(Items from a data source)
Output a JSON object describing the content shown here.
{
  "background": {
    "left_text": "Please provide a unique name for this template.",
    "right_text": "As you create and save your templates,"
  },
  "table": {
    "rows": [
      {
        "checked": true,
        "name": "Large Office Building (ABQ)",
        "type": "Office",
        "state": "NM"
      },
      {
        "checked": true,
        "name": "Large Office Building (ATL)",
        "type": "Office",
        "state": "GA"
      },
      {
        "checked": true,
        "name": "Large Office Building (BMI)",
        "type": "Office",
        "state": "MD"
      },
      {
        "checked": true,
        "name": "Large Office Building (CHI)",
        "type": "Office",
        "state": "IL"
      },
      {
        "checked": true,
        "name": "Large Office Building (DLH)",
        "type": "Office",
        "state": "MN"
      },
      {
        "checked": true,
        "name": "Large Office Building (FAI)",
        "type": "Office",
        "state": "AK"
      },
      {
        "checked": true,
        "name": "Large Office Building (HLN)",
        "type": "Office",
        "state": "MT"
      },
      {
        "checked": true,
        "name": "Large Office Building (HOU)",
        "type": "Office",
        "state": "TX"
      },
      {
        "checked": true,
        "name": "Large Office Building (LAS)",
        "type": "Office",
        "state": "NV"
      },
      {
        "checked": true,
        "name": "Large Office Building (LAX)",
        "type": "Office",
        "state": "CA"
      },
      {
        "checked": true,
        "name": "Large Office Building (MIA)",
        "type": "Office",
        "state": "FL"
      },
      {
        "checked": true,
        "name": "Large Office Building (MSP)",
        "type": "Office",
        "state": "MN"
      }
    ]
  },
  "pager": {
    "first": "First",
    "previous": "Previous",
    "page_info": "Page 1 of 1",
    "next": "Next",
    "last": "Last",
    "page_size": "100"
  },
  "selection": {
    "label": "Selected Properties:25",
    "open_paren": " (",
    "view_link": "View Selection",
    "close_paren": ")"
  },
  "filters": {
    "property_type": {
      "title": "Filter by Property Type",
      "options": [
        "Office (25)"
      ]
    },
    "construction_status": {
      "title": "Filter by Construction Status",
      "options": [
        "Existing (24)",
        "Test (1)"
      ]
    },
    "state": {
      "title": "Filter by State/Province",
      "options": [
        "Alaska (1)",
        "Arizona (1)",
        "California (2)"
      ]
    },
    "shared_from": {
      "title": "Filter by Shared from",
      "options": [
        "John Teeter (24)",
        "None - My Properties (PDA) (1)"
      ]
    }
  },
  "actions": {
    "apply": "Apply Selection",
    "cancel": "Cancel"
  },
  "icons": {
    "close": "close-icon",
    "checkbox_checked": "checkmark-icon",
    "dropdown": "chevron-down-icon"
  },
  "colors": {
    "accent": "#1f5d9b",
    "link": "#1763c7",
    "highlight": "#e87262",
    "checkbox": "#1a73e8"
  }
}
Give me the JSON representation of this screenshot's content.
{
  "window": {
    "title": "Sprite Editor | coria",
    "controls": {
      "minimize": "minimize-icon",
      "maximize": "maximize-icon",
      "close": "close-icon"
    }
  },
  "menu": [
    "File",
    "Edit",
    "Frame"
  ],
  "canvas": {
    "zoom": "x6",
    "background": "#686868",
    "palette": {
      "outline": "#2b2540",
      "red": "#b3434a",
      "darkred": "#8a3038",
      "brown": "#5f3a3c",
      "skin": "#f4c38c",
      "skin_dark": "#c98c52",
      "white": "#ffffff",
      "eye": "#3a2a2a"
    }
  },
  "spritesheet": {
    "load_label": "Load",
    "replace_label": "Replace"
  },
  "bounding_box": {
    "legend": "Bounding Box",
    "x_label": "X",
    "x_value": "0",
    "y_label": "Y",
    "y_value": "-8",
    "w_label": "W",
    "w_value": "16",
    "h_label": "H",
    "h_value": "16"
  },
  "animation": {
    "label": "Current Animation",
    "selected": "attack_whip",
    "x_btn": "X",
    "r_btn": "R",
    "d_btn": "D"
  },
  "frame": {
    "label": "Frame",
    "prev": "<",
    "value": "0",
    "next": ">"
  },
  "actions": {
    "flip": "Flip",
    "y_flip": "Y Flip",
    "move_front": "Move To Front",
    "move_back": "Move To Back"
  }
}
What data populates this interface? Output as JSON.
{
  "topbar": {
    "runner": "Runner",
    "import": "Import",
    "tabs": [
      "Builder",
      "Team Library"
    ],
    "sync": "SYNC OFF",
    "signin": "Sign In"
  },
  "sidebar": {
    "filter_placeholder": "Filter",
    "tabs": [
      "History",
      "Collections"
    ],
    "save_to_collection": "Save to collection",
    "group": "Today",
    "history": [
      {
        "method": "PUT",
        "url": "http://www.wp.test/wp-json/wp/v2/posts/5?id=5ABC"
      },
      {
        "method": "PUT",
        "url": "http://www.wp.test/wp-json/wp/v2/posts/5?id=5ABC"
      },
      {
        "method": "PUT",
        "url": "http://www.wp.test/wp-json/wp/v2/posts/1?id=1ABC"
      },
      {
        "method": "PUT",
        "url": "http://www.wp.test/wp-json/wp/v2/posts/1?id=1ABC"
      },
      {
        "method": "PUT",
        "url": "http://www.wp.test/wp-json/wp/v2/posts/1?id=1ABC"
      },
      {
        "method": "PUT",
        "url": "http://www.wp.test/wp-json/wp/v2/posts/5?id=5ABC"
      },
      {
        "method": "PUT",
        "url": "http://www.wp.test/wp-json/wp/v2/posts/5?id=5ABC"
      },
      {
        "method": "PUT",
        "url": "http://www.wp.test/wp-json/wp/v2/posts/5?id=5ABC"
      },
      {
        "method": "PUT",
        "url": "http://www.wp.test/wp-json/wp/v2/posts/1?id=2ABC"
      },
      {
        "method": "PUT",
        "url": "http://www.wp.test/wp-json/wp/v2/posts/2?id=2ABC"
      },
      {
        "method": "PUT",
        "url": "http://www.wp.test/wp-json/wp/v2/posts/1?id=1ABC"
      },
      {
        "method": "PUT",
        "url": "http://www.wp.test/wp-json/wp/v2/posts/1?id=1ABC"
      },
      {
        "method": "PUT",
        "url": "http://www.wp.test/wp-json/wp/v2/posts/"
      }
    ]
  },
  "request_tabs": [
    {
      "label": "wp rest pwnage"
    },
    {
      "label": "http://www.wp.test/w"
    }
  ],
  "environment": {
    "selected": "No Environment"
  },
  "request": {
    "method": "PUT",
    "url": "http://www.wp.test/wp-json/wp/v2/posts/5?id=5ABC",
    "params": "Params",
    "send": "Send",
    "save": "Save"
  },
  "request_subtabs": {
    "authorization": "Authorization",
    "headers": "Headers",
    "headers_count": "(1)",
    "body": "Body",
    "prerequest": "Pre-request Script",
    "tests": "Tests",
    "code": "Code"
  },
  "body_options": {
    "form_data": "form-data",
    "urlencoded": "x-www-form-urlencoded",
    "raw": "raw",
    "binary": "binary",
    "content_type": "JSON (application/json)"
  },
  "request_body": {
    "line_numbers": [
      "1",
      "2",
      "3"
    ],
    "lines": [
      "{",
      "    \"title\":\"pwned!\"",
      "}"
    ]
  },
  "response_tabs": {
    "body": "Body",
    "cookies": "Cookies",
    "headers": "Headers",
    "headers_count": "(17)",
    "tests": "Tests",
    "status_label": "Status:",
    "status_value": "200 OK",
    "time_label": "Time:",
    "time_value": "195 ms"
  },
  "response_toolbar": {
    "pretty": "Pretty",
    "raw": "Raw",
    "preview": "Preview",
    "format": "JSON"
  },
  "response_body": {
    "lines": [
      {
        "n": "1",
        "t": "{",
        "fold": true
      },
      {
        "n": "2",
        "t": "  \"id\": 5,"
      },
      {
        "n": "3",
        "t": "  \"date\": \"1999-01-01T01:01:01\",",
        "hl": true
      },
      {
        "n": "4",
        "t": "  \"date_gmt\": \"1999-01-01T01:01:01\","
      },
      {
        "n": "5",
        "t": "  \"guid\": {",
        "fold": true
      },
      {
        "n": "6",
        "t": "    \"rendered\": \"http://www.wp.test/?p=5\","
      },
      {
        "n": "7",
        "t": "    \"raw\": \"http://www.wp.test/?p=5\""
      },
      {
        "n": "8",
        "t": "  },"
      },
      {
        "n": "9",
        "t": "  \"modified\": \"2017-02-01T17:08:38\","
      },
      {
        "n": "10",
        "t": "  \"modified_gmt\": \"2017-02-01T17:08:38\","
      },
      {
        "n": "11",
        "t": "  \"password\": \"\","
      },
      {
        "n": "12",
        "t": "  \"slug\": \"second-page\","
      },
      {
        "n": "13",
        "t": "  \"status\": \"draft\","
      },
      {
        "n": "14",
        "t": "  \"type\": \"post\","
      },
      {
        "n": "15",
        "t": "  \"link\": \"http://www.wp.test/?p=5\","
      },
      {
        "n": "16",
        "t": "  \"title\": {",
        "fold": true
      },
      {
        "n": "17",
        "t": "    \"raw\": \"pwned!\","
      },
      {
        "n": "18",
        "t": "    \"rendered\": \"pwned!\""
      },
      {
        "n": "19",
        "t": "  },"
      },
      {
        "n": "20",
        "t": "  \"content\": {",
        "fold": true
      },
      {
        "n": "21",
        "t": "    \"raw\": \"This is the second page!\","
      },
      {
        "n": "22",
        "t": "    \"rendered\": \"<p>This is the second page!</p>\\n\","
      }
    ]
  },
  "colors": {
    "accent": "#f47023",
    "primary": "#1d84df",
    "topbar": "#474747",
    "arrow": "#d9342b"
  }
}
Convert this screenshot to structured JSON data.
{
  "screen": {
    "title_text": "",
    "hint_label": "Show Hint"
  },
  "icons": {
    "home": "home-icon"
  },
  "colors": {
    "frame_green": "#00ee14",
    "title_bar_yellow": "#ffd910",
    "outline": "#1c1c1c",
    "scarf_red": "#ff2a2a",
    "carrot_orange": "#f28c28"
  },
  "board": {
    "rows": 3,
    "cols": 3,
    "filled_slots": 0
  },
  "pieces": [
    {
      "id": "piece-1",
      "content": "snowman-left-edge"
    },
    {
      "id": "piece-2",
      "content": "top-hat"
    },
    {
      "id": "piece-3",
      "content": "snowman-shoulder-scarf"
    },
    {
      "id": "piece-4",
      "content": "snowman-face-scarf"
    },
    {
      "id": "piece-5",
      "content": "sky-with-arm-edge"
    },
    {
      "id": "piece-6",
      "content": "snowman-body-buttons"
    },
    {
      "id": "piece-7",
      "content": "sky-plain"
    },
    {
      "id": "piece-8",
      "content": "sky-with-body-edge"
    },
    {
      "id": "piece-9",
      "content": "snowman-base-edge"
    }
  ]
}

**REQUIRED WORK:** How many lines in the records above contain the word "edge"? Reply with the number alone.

**SOLUTION FOR THIS EXERCISE:** 4